- Yale — The Bulldogs should make it a true three-team race, but I can’t rank them ahead of Harvard. Compare the returning cores: Is Mason-Dallier-Downey better than Chambers-Johnson-Edosomwan? If so, it’s a very slight edge. As awesome as Jordan Bruner looks, Harvard’s freshman class is much deeper. And I don’t see much of a gap between the rest of the rosters. Yale could certainly end up ahead of Harvard, but I don’t see the case for predicting that today.
- Penn — Fourth place is the hardest call, with half the league having a good argument. In the end, I trust Penn’s offense more than any other unit left. Brodeur and Wood seem legit, which gives the Quakers a solid starting five. Their defense won’t be good, but they can score enough to win games.
- Columbia — The Lions have the most upside in this tier: Their frontcourt can really score, Nate Hickman is making highlight reels, and young point guards have potential. But defense should still be an issue, and the history of teams that lose so much talent is not good. If Kyle Castlin is not available, as rumored, there isn’t a single proven player in the backcourt.
- Dartmouth — A pair of Ians could make an impact right away, but new coach Dave McLaughlin will need to figure out how they fit. Ian Sistare comes in as a combo guard, but this team is in need of a strong point guard who can distribute. If Sistare isn’t that guy, Guilien Smith or someone else might need to make a leap forward. Ian Carter is also highly regarded, but his natural power forward position overlaps with Evan Boudreaux’s. Is he strong enough to play up front alongside Boudreaux (who needs a solid partner defensively), or quick enough to defend at the three?
- Cornell — The Big Red returns everyone from last year, and Brian Earl will help the team tactically from day one. But there is just so much ground to make up — they were outscored by .17 points per possession last year, by far the league’s worst. Matt Morgan can’t be better offensively than he was last year (can he?), and Darryl Smith won’t shoot ten billion percent Shot selection will help on offense, and regression on defense, but that’s not enough to make up the entire gap between last place and the top four.

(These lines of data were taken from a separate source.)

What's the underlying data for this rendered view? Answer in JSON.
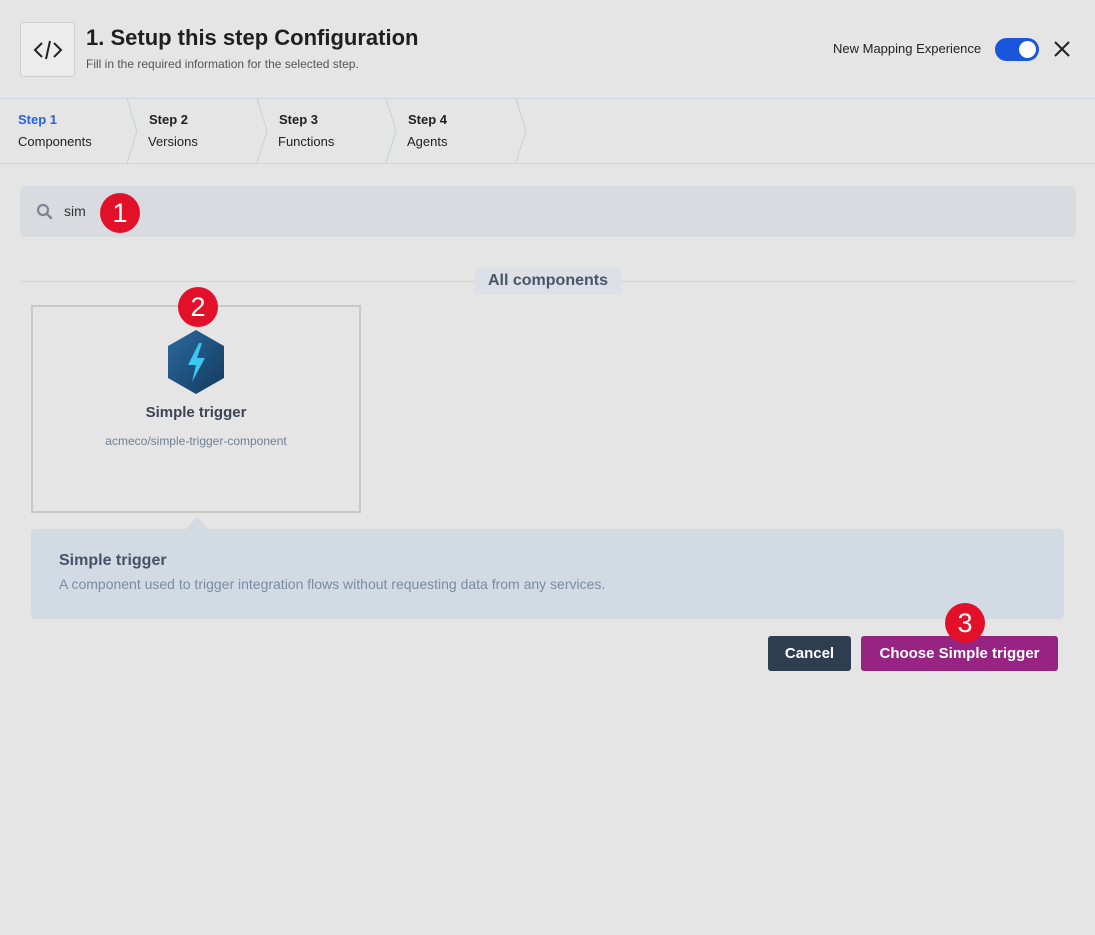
{
  "header": {
    "icon": "code-icon",
    "title": "1. Setup this step Configuration",
    "subtitle": "Fill in the required information for the selected step.",
    "toggle_label": "New Mapping Experience",
    "toggle_on": true,
    "close_icon": "close-icon"
  },
  "steps": [
    {
      "num": "Step 1",
      "name": "Components",
      "active": true
    },
    {
      "num": "Step 2",
      "name": "Versions",
      "active": false
    },
    {
      "num": "Step 3",
      "name": "Functions",
      "active": false
    },
    {
      "num": "Step 4",
      "name": "Agents",
      "active": false
    }
  ],
  "search": {
    "value": "sim",
    "icon": "search-icon"
  },
  "section_label": "All components",
  "component": {
    "title": "Simple trigger",
    "path": "acmeco/simple-trigger-component",
    "icon": "lightning-hexagon-icon"
  },
  "description": {
    "title": "Simple trigger",
    "text": "A component used to trigger integration flows without requesting data from any services."
  },
  "actions": {
    "cancel": "Cancel",
    "choose": "Choose Simple trigger"
  },
  "annotations": [
    "1",
    "2",
    "3"
  ],
  "colors": {
    "accent_blue": "#1a56db",
    "active_step": "#2563eb",
    "primary_button": "#972382",
    "cancel_button": "#2e3d50",
    "badge": "#e3102a"
  }
}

- Brown — This is the same core that’s finished tied for last in two straight seasons, and it won’t improve without help from somewhere new. The best bet might be Blake Wilkinson, whose path to Providence started at Utah way back in 2011 and wound its way through an LDS mission and a Beehive State junior college. In the best-case scenario, he’s a scoring threat and a strong power forward, getting the Bears away from the small lineups that were killed defensively last year. Otherwise, they’re pretty much just running back last year’s playbook without Cedric Kuakumensah.